DATA LISTING ▸
::::::
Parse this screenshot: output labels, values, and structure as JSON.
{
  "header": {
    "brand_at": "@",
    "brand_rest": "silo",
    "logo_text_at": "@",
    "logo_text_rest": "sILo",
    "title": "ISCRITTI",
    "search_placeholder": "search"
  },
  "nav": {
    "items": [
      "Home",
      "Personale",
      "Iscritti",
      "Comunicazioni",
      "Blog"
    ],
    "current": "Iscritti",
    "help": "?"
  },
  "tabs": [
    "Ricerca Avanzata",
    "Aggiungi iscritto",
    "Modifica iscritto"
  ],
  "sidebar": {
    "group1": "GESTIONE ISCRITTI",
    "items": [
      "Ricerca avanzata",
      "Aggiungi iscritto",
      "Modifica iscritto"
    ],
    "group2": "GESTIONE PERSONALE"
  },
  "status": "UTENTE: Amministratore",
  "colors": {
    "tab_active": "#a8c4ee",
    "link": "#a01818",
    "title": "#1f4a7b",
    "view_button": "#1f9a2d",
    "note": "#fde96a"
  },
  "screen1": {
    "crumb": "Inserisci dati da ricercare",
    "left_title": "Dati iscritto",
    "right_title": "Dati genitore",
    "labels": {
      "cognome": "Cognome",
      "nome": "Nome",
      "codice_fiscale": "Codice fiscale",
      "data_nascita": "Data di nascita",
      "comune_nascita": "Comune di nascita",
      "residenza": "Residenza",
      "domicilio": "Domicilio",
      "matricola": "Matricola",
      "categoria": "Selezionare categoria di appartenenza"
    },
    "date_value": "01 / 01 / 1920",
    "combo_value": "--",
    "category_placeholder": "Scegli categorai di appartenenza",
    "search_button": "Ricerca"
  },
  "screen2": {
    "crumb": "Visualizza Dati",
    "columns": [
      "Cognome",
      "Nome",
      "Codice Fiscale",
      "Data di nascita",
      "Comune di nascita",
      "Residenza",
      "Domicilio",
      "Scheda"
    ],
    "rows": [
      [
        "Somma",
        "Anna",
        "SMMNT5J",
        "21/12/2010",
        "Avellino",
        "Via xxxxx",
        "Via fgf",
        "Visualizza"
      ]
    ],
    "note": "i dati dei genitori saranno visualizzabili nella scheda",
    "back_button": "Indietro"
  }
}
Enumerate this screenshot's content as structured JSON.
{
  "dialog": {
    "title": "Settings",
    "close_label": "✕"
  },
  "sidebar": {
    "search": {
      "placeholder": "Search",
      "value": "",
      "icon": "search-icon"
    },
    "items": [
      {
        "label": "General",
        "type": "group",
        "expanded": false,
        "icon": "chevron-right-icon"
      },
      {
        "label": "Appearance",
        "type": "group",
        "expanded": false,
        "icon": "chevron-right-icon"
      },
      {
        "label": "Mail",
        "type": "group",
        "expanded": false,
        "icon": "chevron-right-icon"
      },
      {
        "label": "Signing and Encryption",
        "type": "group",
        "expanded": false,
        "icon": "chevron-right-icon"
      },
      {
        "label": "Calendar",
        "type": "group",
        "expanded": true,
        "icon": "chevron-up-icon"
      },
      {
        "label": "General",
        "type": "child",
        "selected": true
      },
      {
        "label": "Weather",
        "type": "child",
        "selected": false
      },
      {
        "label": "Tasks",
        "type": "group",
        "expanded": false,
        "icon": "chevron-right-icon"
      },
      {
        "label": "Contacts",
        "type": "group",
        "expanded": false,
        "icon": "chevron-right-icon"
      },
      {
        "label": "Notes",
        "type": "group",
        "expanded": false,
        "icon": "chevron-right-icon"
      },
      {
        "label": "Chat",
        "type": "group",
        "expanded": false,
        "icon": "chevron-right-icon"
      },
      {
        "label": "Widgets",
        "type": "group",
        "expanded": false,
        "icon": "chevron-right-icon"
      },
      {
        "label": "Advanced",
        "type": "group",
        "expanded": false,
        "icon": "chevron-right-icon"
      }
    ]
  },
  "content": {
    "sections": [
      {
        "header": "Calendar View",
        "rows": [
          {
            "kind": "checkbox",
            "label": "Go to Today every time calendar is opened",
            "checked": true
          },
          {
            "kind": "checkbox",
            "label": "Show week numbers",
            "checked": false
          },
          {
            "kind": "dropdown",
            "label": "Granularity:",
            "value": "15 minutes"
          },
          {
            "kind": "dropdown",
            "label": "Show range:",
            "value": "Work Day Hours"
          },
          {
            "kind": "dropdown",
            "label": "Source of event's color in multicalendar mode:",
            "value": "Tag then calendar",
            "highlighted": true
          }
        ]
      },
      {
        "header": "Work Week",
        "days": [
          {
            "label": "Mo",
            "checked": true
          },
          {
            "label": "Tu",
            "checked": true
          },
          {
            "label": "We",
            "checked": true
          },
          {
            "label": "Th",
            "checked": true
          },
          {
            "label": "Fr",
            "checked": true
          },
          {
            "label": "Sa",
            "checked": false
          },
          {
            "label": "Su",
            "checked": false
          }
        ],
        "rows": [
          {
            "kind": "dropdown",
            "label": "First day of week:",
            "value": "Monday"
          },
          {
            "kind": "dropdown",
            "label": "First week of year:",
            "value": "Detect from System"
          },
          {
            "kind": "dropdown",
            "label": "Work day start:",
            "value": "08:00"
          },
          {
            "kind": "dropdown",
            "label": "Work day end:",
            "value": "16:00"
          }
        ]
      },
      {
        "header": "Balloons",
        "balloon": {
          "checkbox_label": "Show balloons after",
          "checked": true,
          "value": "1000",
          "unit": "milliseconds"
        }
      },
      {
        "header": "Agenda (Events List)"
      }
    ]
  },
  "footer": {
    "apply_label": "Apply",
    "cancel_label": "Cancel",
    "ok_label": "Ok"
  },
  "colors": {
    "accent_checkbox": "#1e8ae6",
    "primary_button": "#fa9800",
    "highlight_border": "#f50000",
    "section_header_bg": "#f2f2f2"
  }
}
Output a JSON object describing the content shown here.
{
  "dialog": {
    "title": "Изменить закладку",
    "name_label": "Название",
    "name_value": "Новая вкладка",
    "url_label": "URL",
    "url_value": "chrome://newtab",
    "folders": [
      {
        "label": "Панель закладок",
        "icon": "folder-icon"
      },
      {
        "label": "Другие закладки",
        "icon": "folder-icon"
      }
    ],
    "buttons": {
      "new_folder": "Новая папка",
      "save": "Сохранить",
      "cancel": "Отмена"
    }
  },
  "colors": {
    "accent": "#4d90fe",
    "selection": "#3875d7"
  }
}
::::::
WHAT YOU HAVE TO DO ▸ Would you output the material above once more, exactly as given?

TASK OUTPUT ▸
Parse this screenshot: output labels, values, and structure as JSON.
{
  "header": {
    "brand_at": "@",
    "brand_rest": "silo",
    "logo_text_at": "@",
    "logo_text_rest": "sILo",
    "title": "ISCRITTI",
    "search_placeholder": "search"
  },
  "nav": {
    "items": [
      "Home",
      "Personale",
      "Iscritti",
      "Comunicazioni",
      "Blog"
    ],
    "current": "Iscritti",
    "help": "?"
  },
  "tabs": [
    "Ricerca Avanzata",
    "Aggiungi iscritto",
    "Modifica iscritto"
  ],
  "sidebar": {
    "group1": "GESTIONE ISCRITTI",
    "items": [
      "Ricerca avanzata",
      "Aggiungi iscritto",
      "Modifica iscritto"
    ],
    "group2": "GESTIONE PERSONALE"
  },
  "status": "UTENTE: Amministratore",
  "colors": {
    "tab_active": "#a8c4ee",
    "link": "#a01818",
    "title": "#1f4a7b",
    "view_button": "#1f9a2d",
    "note": "#fde96a"
  },
  "screen1": {
    "crumb": "Inserisci dati da ricercare",
    "left_title": "Dati iscritto",
    "right_title": "Dati genitore",
    "labels": {
      "cognome": "Cognome",
      "nome": "Nome",
      "codice_fiscale": "Codice fiscale",
      "data_nascita": "Data di nascita",
      "comune_nascita": "Comune di nascita",
      "residenza": "Residenza",
      "domicilio": "Domicilio",
      "matricola": "Matricola",
      "categoria": "Selezionare categoria di appartenenza"
    },
    "date_value": "01 / 01 / 1920",
    "combo_value": "--",
    "category_placeholder": "Scegli categorai di appartenenza",
    "search_button": "Ricerca"
  },
  "screen2": {
    "crumb": "Visualizza Dati",
    "columns": [
      "Cognome",
      "Nome",
      "Codice Fiscale",
      "Data di nascita",
      "Comune di nascita",
      "Residenza",
      "Domicilio",
      "Scheda"
    ],
    "rows": [
      [
        "Somma",
        "Anna",
        "SMMNT5J",
        "21/12/2010",
        "Avellino",
        "Via xxxxx",
        "Via fgf",
        "Visualizza"
      ]
    ],
    "note": "i dati dei genitori saranno visualizzabili nella scheda",
    "back_button": "Indietro"
  }
}
Enumerate this screenshot's content as structured JSON.
{
  "dialog": {
    "title": "Settings",
    "close_label": "✕"
  },
  "sidebar": {
    "search": {
      "placeholder": "Search",
      "value": "",
      "icon": "search-icon"
    },
    "items": [
      {
        "label": "General",
        "type": "group",
        "expanded": false,
        "icon": "chevron-right-icon"
      },
      {
        "label": "Appearance",
        "type": "group",
        "expanded": false,
        "icon": "chevron-right-icon"
      },
      {
        "label": "Mail",
        "type": "group",
        "expanded": false,
        "icon": "chevron-right-icon"
      },
      {
        "label": "Signing and Encryption",
        "type": "group",
        "expanded": false,
        "icon": "chevron-right-icon"
      },
      {
        "label": "Calendar",
        "type": "group",
        "expanded": true,
        "icon": "chevron-up-icon"
      },
      {
        "label": "General",
        "type": "child",
        "selected": true
      },
      {
        "label": "Weather",
        "type": "child",
        "selected": false
      },
      {
        "label": "Tasks",
        "type": "group",
        "expanded": false,
        "icon": "chevron-right-icon"
      },
      {
        "label": "Contacts",
        "type": "group",
        "expanded": false,
        "icon": "chevron-right-icon"
      },
      {
        "label": "Notes",
        "type": "group",
        "expanded": false,
        "icon": "chevron-right-icon"
      },
      {
        "label": "Chat",
        "type": "group",
        "expanded": false,
        "icon": "chevron-right-icon"
      },
      {
        "label": "Widgets",
        "type": "group",
        "expanded": false,
        "icon": "chevron-right-icon"
      },
      {
        "label": "Advanced",
        "type": "group",
        "expanded": false,
        "icon": "chevron-right-icon"
      }
    ]
  },
  "content": {
    "sections": [
      {
        "header": "Calendar View",
        "rows": [
          {
            "kind": "checkbox",
            "label": "Go to Today every time calendar is opened",
            "checked": true
          },
          {
            "kind": "checkbox",
            "label": "Show week numbers",
            "checked": false
          },
          {
            "kind": "dropdown",
            "label": "Granularity:",
            "value": "15 minutes"
          },
          {
            "kind": "dropdown",
            "label": "Show range:",
            "value": "Work Day Hours"
          },
          {
            "kind": "dropdown",
            "label": "Source of event's color in multicalendar mode:",
            "value": "Tag then calendar",
            "highlighted": true
          }
        ]
      },
      {
        "header": "Work Week",
        "days": [
          {
            "label": "Mo",
            "checked": true
          },
          {
            "label": "Tu",
            "checked": true
          },
          {
            "label": "We",
            "checked": true
          },
          {
            "label": "Th",
            "checked": true
          },
          {
            "label": "Fr",
            "checked": true
          },
          {
            "label": "Sa",
            "checked": false
          },
          {
            "label": "Su",
            "checked": false
          }
        ],
        "rows": [
          {
            "kind": "dropdown",
            "label": "First day of week:",
            "value": "Monday"
          },
          {
            "kind": "dropdown",
            "label": "First week of year:",
            "value": "Detect from System"
          },
          {
            "kind": "dropdown",
            "label": "Work day start:",
            "value": "08:00"
          },
          {
            "kind": "dropdown",
            "label": "Work day end:",
            "value": "16:00"
          }
        ]
      },
      {
        "header": "Balloons",
        "balloon": {
          "checkbox_label": "Show balloons after",
          "checked": true,
          "value": "1000",
          "unit": "milliseconds"
        }
      },
      {
        "header": "Agenda (Events List)"
      }
    ]
  },
  "footer": {
    "apply_label": "Apply",
    "cancel_label": "Cancel",
    "ok_label": "Ok"
  },
  "colors": {
    "accent_checkbox": "#1e8ae6",
    "primary_button": "#fa9800",
    "highlight_border": "#f50000",
    "section_header_bg": "#f2f2f2"
  }
}
Output a JSON object describing the content shown here.
{
  "dialog": {
    "title": "Изменить закладку",
    "name_label": "Название",
    "name_value": "Новая вкладка",
    "url_label": "URL",
    "url_value": "chrome://newtab",
    "folders": [
      {
        "label": "Панель закладок",
        "icon": "folder-icon"
      },
      {
        "label": "Другие закладки",
        "icon": "folder-icon"
      }
    ],
    "buttons": {
      "new_folder": "Новая папка",
      "save": "Сохранить",
      "cancel": "Отмена"
    }
  },
  "colors": {
    "accent": "#4d90fe",
    "selection": "#3875d7"
  }
}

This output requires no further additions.